RECORD EXCERPTS:

· · ·

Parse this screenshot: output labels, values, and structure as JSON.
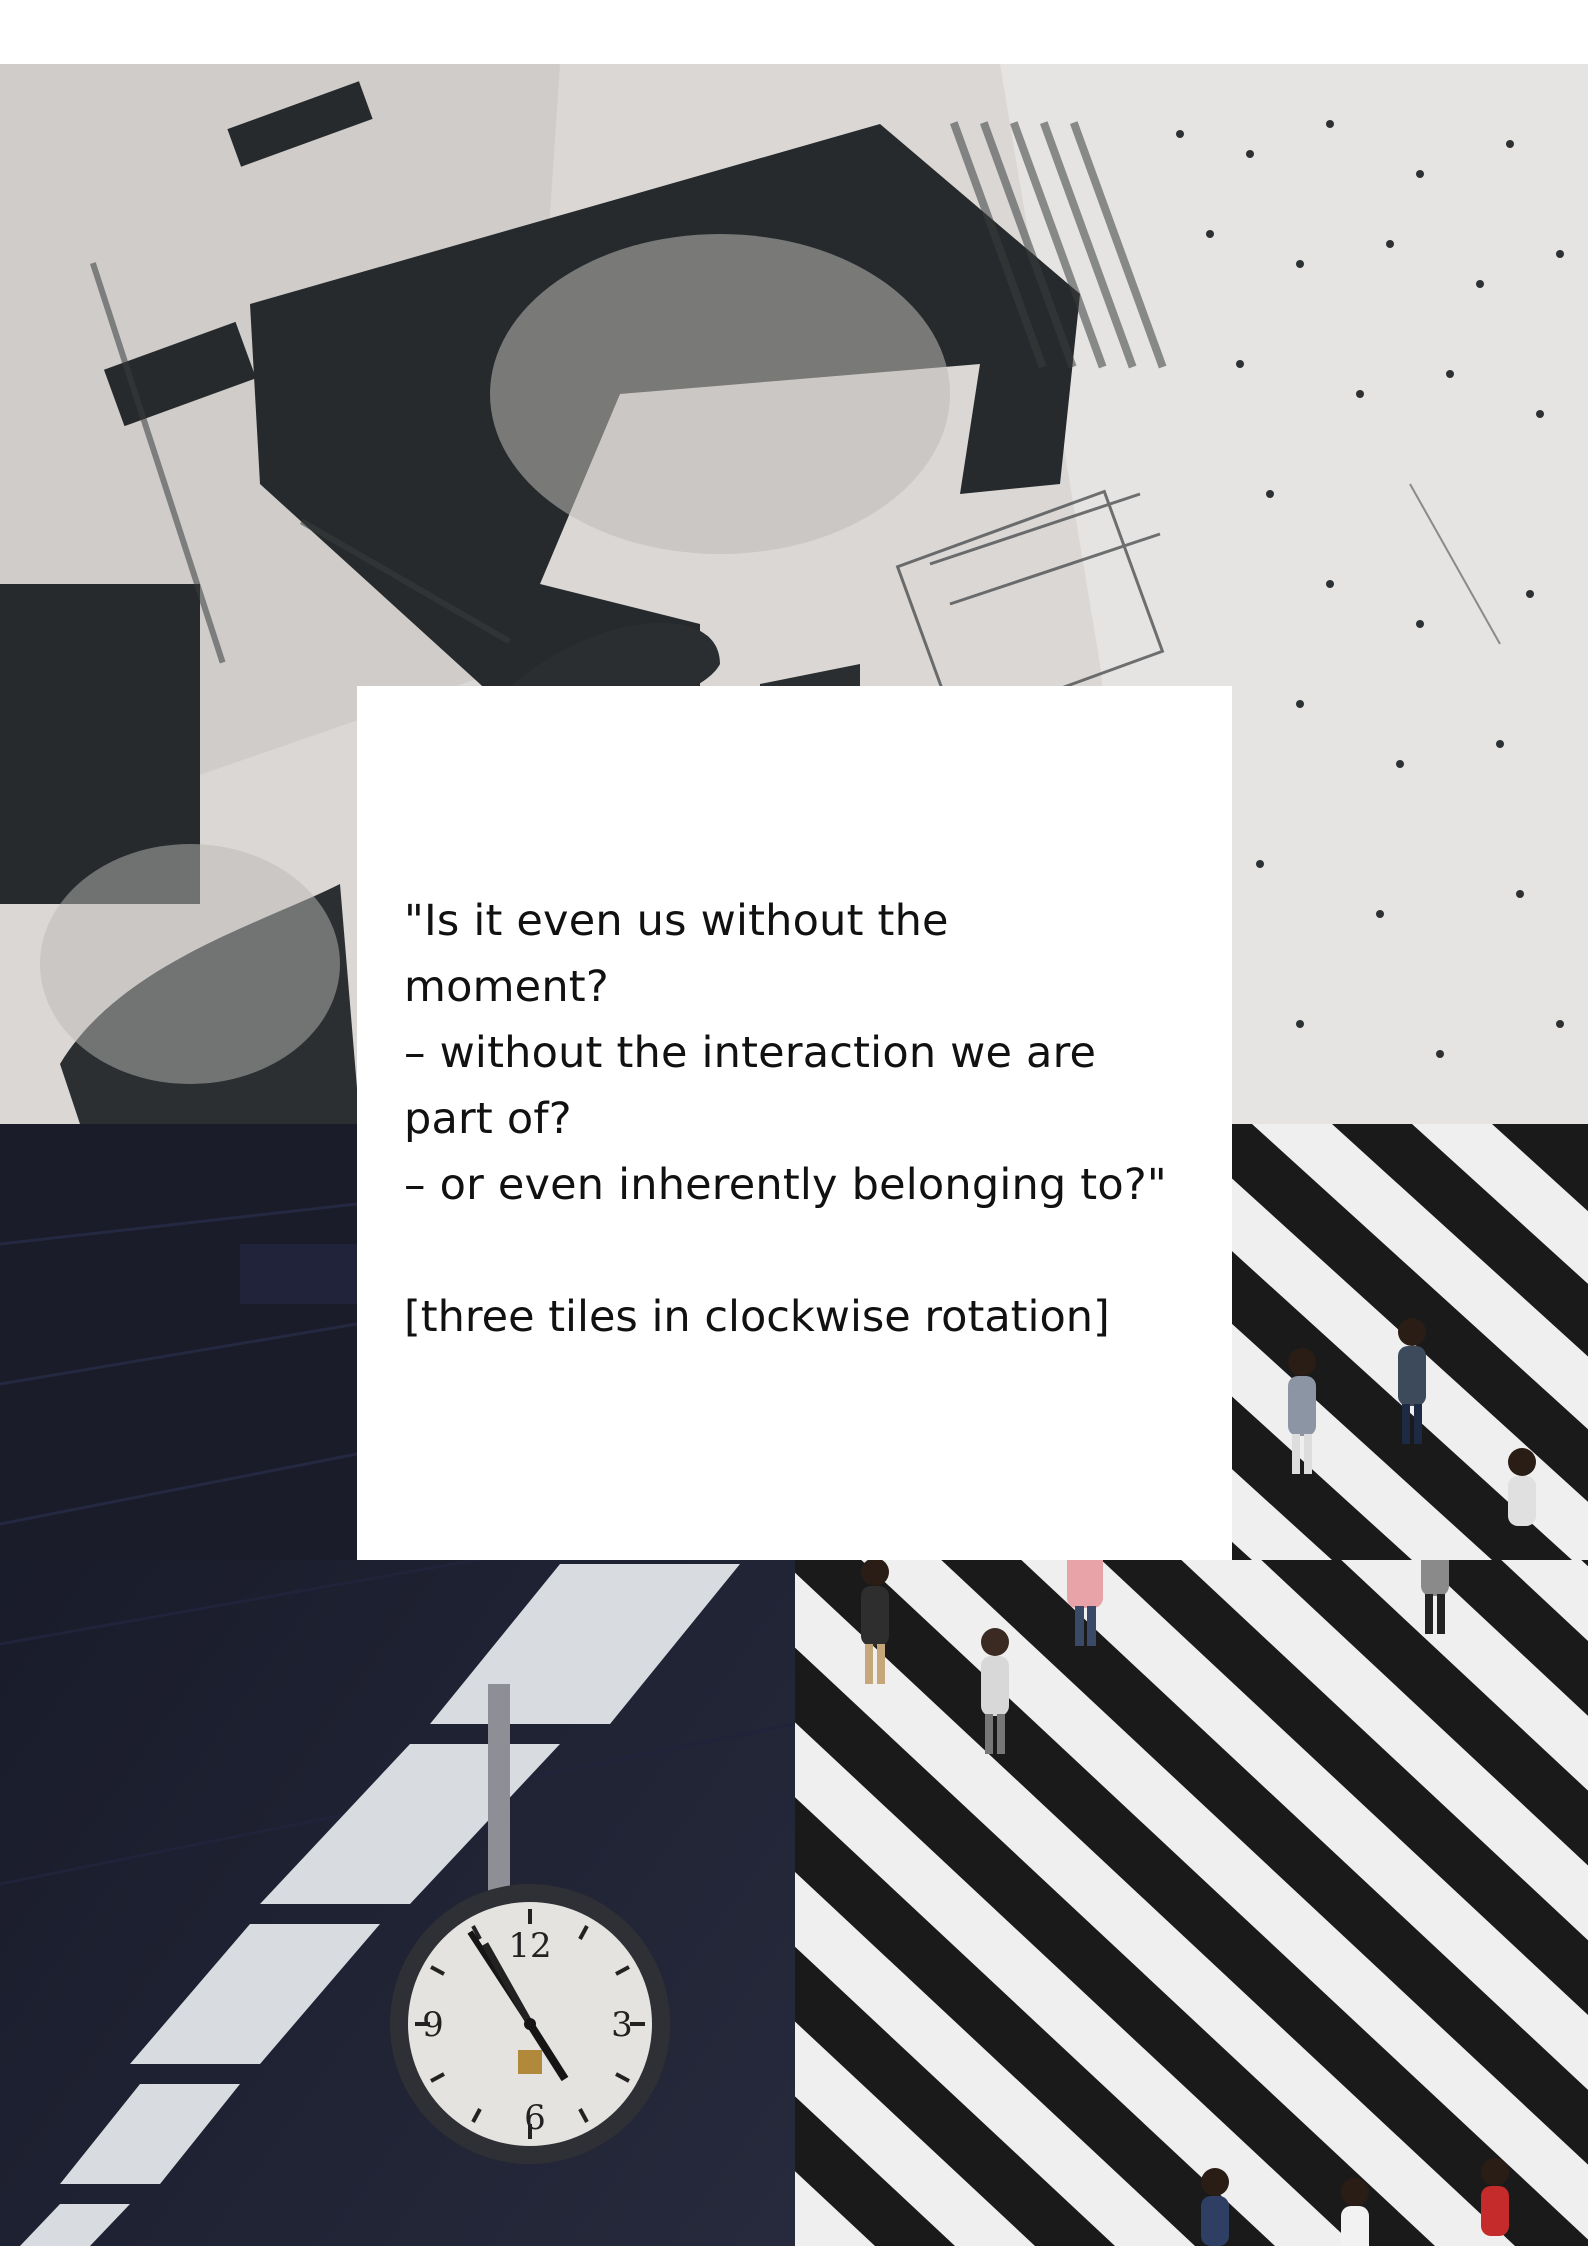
{
  "newspaper_photo": {
    "icon": "newspaper-collage-photo",
    "colors": {
      "paper": "#d9d6d4",
      "ink": "#262a2c"
    }
  },
  "clock_photo": {
    "icon": "station-clock-photo",
    "dial_numbers": [
      "12",
      "3",
      "6",
      "9"
    ],
    "colors": {
      "ceiling": "#1c1e2d",
      "face": "#e4e3df"
    }
  },
  "crossing_photo": {
    "icon": "pedestrian-crossing-photo",
    "colors": {
      "stripe_dark": "#1a1a1a",
      "stripe_light": "#f0f0f0"
    }
  },
  "quote": {
    "lines": [
      "\"Is it even us without the",
      "moment?",
      "– without the interaction we are",
      "part of?",
      "– or even inherently belonging to?\""
    ],
    "note": "[three tiles in clockwise rotation]"
  }
}
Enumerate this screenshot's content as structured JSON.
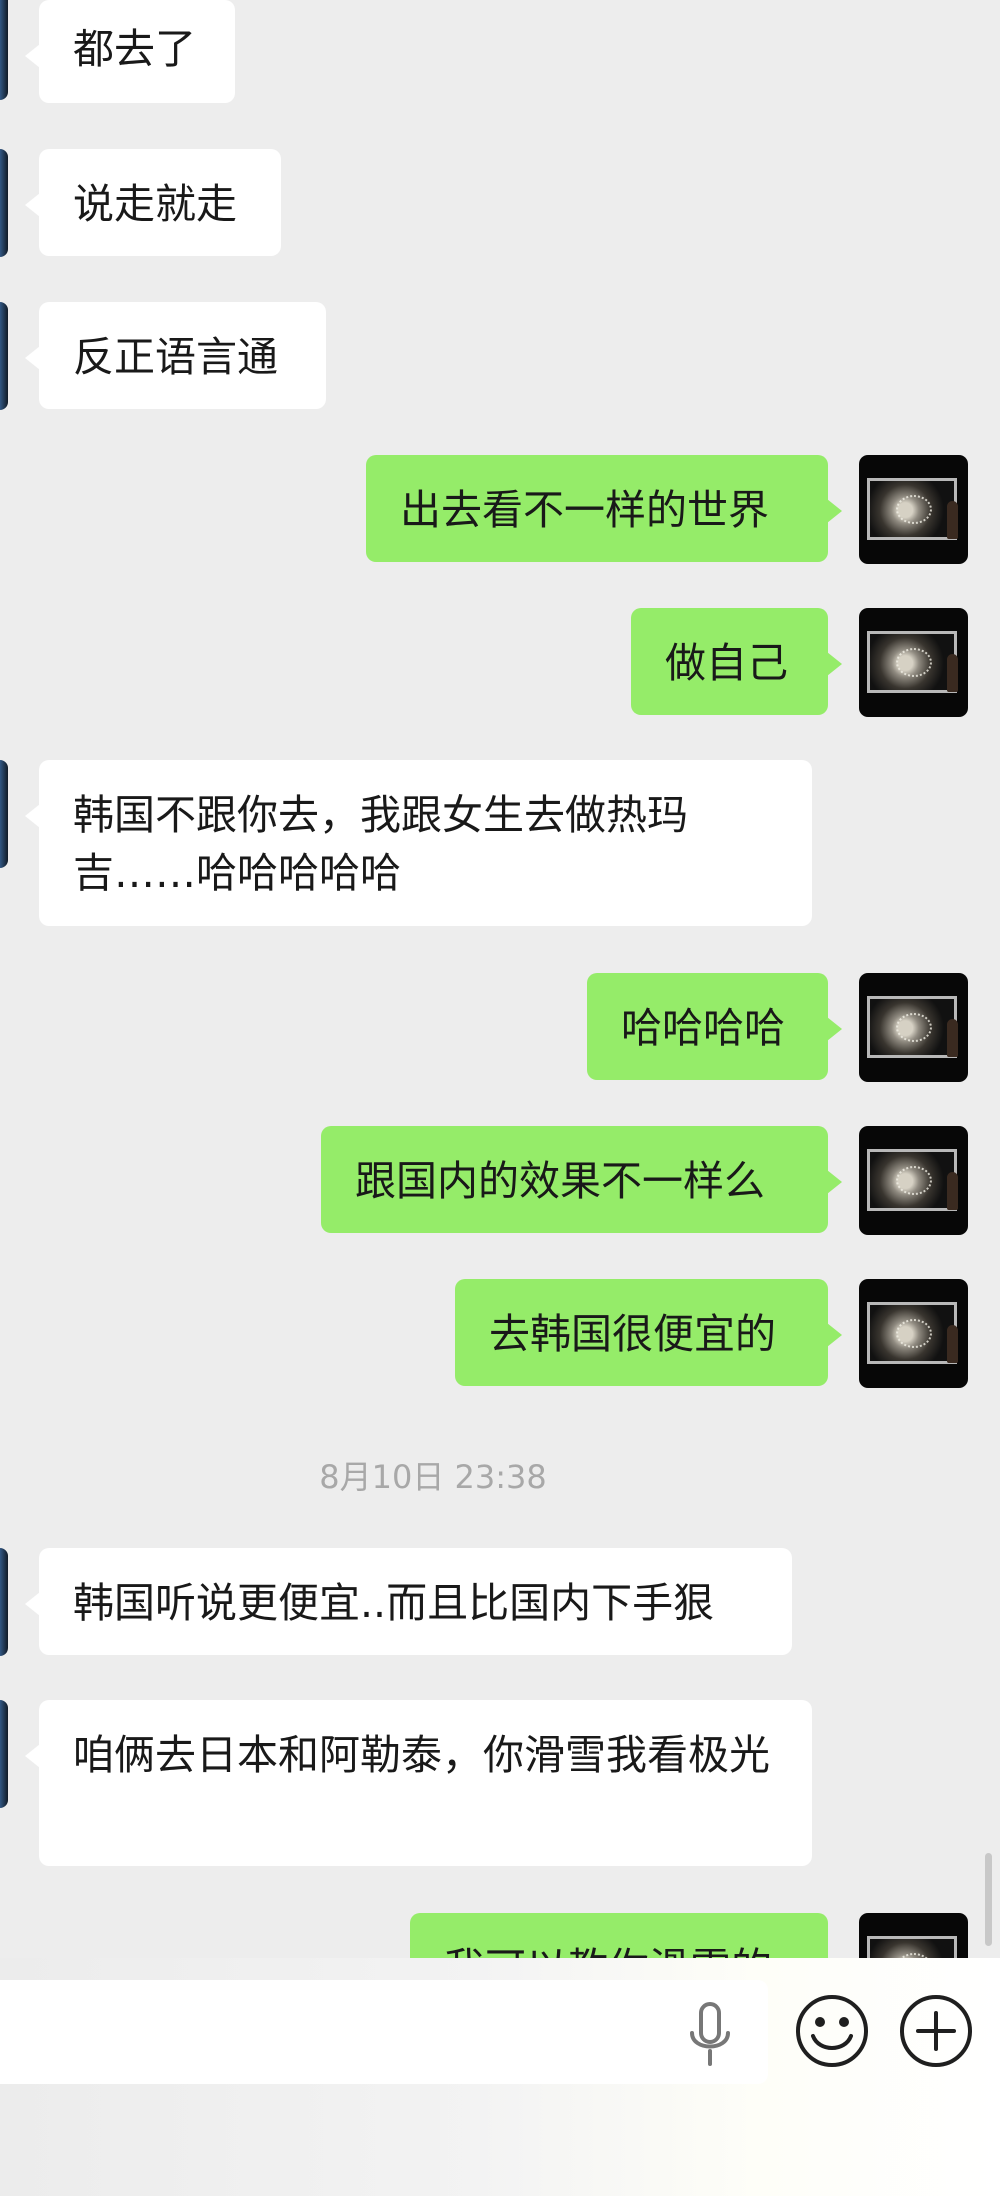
{
  "chat": {
    "messages": [
      {
        "id": "m1",
        "side": "in",
        "text": "都去了"
      },
      {
        "id": "m2",
        "side": "in",
        "text": "说走就走"
      },
      {
        "id": "m3",
        "side": "in",
        "text": "反正语言通"
      },
      {
        "id": "m4",
        "side": "out",
        "text": "出去看不一样的世界"
      },
      {
        "id": "m5",
        "side": "out",
        "text": "做自己"
      },
      {
        "id": "m6",
        "side": "in",
        "text": "韩国不跟你去，我跟女生去做热玛吉……哈哈哈哈哈"
      },
      {
        "id": "m7",
        "side": "out",
        "text": "哈哈哈哈"
      },
      {
        "id": "m8",
        "side": "out",
        "text": "跟国内的效果不一样么"
      },
      {
        "id": "m9",
        "side": "out",
        "text": "去韩国很便宜的"
      },
      {
        "id": "m10",
        "side": "in",
        "text": "韩国听说更便宜..而且比国内下手狠"
      },
      {
        "id": "m11",
        "side": "in",
        "text": "咱俩去日本和阿勒泰，你滑雪我看极光"
      },
      {
        "id": "m12",
        "side": "out",
        "text": "我可以教你滑雪的"
      }
    ],
    "timestamp": "8月10日 23:38"
  },
  "composer": {
    "input_value": "",
    "icons": [
      "microphone-icon",
      "emoji-icon",
      "plus-icon"
    ]
  },
  "colors": {
    "background": "#ededed",
    "incoming_bubble": "#ffffff",
    "outgoing_bubble": "#95ec69",
    "text": "#191919",
    "timestamp": "#a8a8a8"
  }
}
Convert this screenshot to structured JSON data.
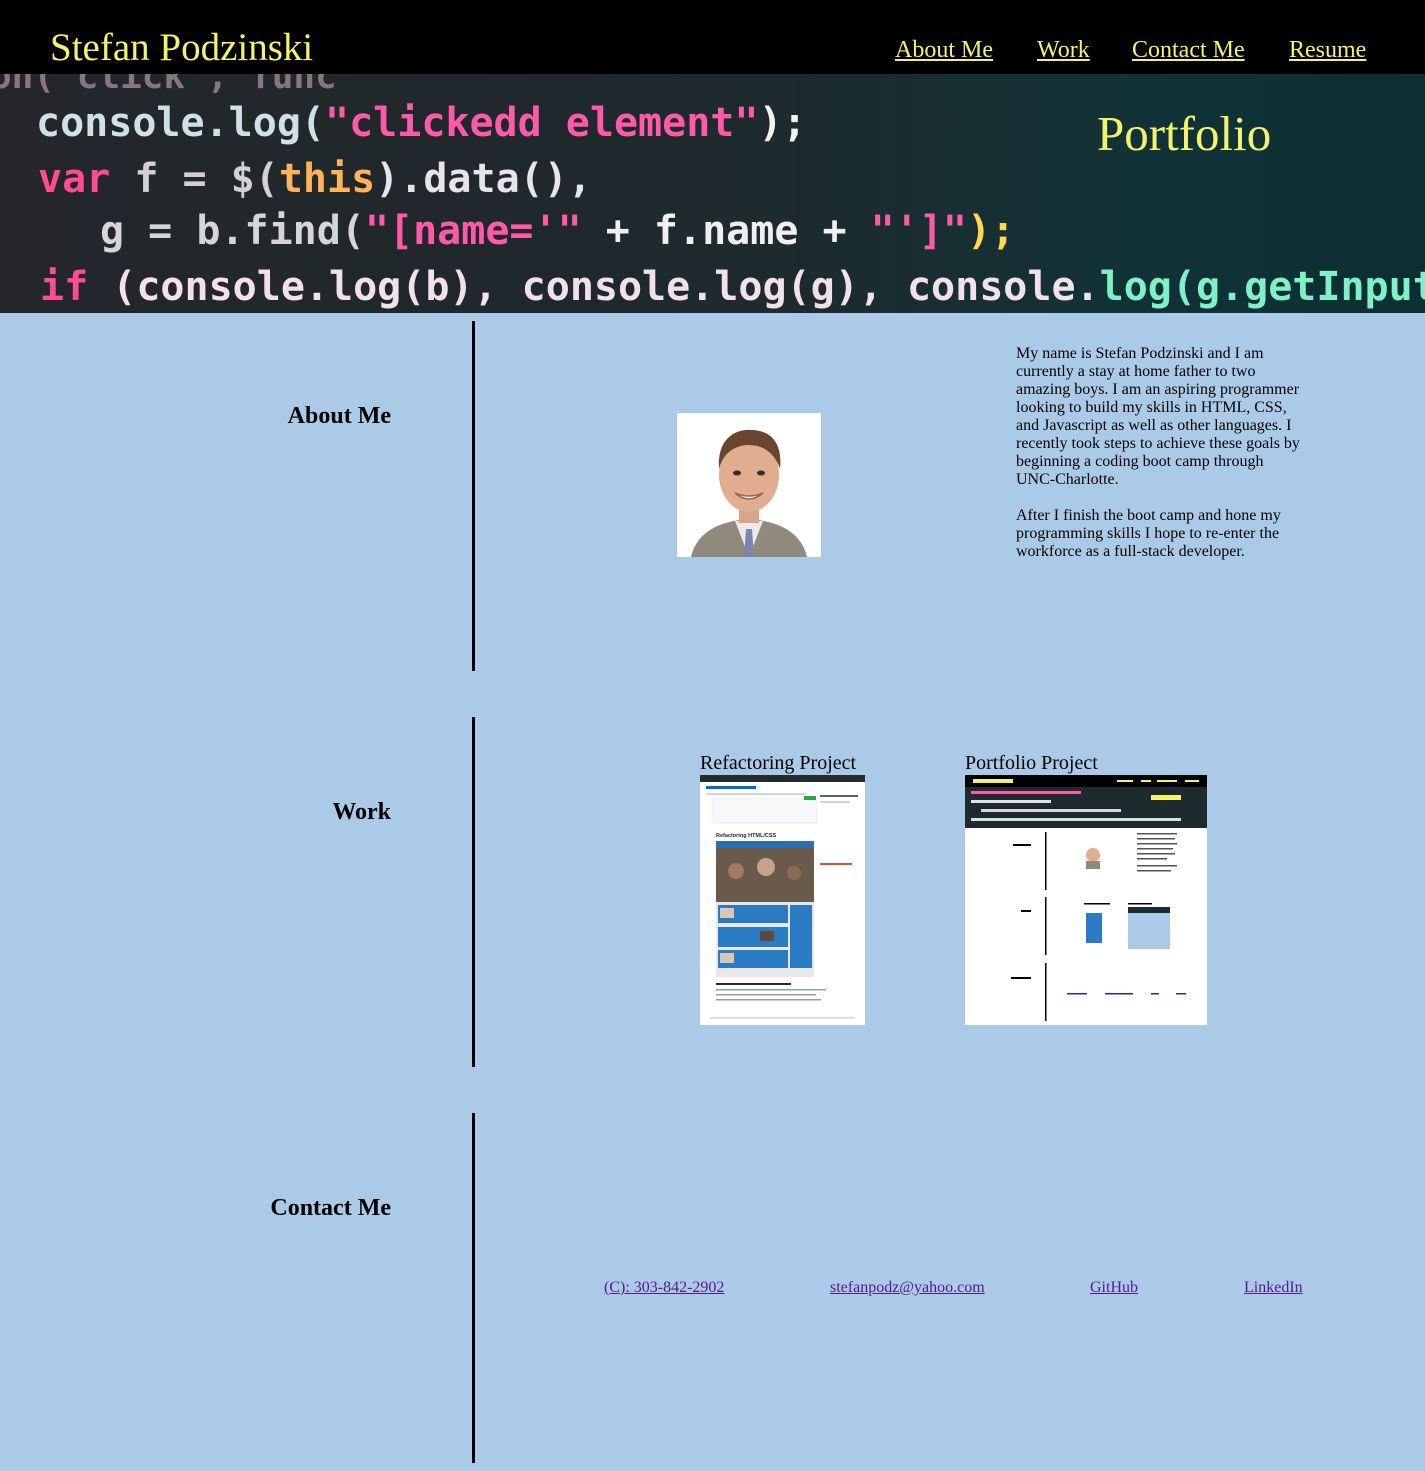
{
  "header": {
    "brand": "Stefan Podzinski",
    "nav": [
      "About Me",
      "Work",
      "Contact Me",
      "Resume"
    ]
  },
  "hero": {
    "title": "Portfolio",
    "code_lines": [
      "on(\"click\", func",
      "console.log(\"clickedd element\");",
      "var f = $(this).data(),",
      "g = b.find(\"[name='\" + f.name + \"']\");",
      "if (console.log(b), console.log(g), console.log(g.getInput"
    ]
  },
  "about": {
    "title": "About Me",
    "bio_1": "My name is Stefan Podzinski and I am currently a stay at home father to two amazing boys. I am an aspiring programmer looking to build my skills in HTML, CSS, and Javascript as well as other languages. I recently took steps to achieve these goals by beginning a coding boot camp through UNC-Charlotte.",
    "bio_2": "After I finish the boot camp and hone my programming skills I hope to re-enter the workforce as a full-stack developer."
  },
  "work": {
    "title": "Work",
    "projects": [
      {
        "title": "Refactoring Project",
        "thumb_heading": "Refactoring HTML/CSS"
      },
      {
        "title": "Portfolio Project"
      }
    ]
  },
  "contact": {
    "title": "Contact Me",
    "links": [
      "(C): 303-842-2902",
      "stefanpodz@yahoo.com",
      "GitHub",
      "LinkedIn"
    ]
  },
  "colors": {
    "accent_yellow": "#f5f36b",
    "page_background": "#abcae8",
    "link_visited": "#551a8b"
  }
}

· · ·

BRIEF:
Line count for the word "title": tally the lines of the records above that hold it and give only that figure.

TASK SOLUTION:
6